We are in the last days of Ramadan, the Muslim holy month of fasting. Thousands of Nigerian Muslim elites have gone for the lesser Hajj, umrah. So much time and resources go to these and other rituals which virtually every Muslim in Nigeria would agree have become mere ceremonies. Why suffer so much then in the name of religion? At the Holy Land, outside the Holy Mosques, the discussion will surely be dominated by politics. People of various parties and interests will be meeting to see how they can have an upper hand in 2011: the most effective way to rig the elections or hoodwink the masses. The concern of civil servants, who have now supplanted the local bourgeoisie in attending the jamboree, is the ongoing in their offices back at home. Two years ago, a cashier of a local government paid a huge sum to enable him return from Hajj a day earlier in order to participate in the monthly payment of salaries. He did not want to miss the proceeds from ghost workers. Subhanallah. What is the benefit of the Hajj or Umrah then?
The common answer is that well at least the reward from the rituals would compensate some of the wrongs we commit. This is underestimating the gravity of the wrongs. Islam lays a very high premium on public accountability. Everybody will stand trial before God in the Hereafter where he will account for his deeds. Yet, there a consensus that public office holders will have the severest trial for the sins they committed that border on denying the rights other fellows. Among us is the person whom the Prophet (peace be upon him) called muflis, the bankrupt cheat. He would come with a pile of good deeds. Then people would troop in each asking for his right which the cheat usurped backed on earth. God would start compensating them by distributing the good deeds of the cheat to them until when his entire good deeds are exhausted and many more claimers would be awaiting their compensation. Then God would instead remit the bad deeds of each claimant into he account of the cheat before he is finally committed to Hell. How many people would come asking for their rights before a president, a governor, a local government chairman, or a public officer who stole from the treasury? Is this end all what our religiosity could buy us? If this is what awaits us, is the religiosity worth it?
Our problem is that there is so much religion around, but no faith.
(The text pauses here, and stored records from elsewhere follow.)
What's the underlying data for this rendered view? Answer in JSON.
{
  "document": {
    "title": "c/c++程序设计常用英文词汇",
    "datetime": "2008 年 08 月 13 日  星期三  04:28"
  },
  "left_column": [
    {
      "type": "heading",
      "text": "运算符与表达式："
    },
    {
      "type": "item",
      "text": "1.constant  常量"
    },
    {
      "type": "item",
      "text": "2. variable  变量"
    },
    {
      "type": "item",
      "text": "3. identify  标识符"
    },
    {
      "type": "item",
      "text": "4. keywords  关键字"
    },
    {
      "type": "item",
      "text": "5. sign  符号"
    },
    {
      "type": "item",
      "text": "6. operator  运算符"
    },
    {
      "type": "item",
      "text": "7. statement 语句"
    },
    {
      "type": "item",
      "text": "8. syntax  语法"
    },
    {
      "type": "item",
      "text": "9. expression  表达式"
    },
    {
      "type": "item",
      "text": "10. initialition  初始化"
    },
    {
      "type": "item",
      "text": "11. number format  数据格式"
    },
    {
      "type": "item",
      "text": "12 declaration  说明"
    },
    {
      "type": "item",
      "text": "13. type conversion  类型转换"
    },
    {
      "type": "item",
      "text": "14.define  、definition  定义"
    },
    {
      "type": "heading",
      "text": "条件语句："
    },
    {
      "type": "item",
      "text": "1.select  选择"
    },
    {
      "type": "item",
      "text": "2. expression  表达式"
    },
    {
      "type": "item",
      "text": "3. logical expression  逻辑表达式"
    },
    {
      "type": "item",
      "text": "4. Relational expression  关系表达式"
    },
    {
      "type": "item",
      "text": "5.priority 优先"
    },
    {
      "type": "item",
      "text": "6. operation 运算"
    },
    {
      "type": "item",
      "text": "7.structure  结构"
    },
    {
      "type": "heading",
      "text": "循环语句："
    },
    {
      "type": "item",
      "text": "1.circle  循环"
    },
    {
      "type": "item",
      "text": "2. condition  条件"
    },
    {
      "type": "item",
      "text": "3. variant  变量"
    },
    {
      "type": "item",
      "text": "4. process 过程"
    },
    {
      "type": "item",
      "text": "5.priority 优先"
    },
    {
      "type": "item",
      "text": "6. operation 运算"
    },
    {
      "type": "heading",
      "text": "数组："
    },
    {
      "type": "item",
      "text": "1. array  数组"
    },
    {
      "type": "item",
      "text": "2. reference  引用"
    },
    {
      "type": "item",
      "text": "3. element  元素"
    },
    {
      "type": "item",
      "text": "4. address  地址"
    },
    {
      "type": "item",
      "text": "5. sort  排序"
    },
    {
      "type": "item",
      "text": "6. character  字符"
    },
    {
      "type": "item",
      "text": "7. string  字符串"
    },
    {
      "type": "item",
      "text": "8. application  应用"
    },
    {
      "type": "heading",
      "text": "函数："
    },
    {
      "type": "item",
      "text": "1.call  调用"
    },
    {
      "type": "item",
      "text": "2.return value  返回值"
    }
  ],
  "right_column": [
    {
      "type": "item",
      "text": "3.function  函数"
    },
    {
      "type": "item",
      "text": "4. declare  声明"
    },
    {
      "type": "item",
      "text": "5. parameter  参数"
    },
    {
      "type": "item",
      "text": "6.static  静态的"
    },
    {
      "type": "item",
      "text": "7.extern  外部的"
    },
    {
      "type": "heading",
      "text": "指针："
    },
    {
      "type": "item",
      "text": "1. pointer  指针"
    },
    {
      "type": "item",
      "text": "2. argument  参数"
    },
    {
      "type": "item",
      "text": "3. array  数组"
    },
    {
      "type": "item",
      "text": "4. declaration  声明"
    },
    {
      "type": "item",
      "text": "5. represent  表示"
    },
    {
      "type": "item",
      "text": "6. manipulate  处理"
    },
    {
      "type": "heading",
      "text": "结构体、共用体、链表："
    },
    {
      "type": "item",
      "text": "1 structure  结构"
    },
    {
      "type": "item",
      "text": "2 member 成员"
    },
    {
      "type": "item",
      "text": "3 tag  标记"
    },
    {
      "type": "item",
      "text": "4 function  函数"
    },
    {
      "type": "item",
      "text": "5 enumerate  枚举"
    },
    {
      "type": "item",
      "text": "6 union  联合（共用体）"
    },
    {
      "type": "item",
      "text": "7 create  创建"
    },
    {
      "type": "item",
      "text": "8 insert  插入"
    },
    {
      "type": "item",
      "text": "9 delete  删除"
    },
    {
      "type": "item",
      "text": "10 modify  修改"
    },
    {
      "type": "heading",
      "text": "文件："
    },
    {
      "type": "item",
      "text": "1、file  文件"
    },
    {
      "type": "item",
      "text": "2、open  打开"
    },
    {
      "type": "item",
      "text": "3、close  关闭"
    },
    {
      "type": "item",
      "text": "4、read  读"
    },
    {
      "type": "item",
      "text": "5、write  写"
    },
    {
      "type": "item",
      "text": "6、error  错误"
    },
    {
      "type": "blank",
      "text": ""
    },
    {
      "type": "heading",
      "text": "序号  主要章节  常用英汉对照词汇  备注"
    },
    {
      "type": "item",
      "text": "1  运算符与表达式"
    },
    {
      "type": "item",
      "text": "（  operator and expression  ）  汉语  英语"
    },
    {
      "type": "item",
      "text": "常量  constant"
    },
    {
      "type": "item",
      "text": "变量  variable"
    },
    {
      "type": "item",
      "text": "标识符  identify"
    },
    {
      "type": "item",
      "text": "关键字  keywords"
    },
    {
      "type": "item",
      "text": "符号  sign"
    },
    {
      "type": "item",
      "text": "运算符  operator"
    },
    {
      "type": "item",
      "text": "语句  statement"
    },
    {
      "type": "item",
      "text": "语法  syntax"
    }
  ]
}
We should acquire in the latter or free ourselves from the former, all together.

3 September 2010

Previous articles by the same author can be reached at . New ones are published there every weekend.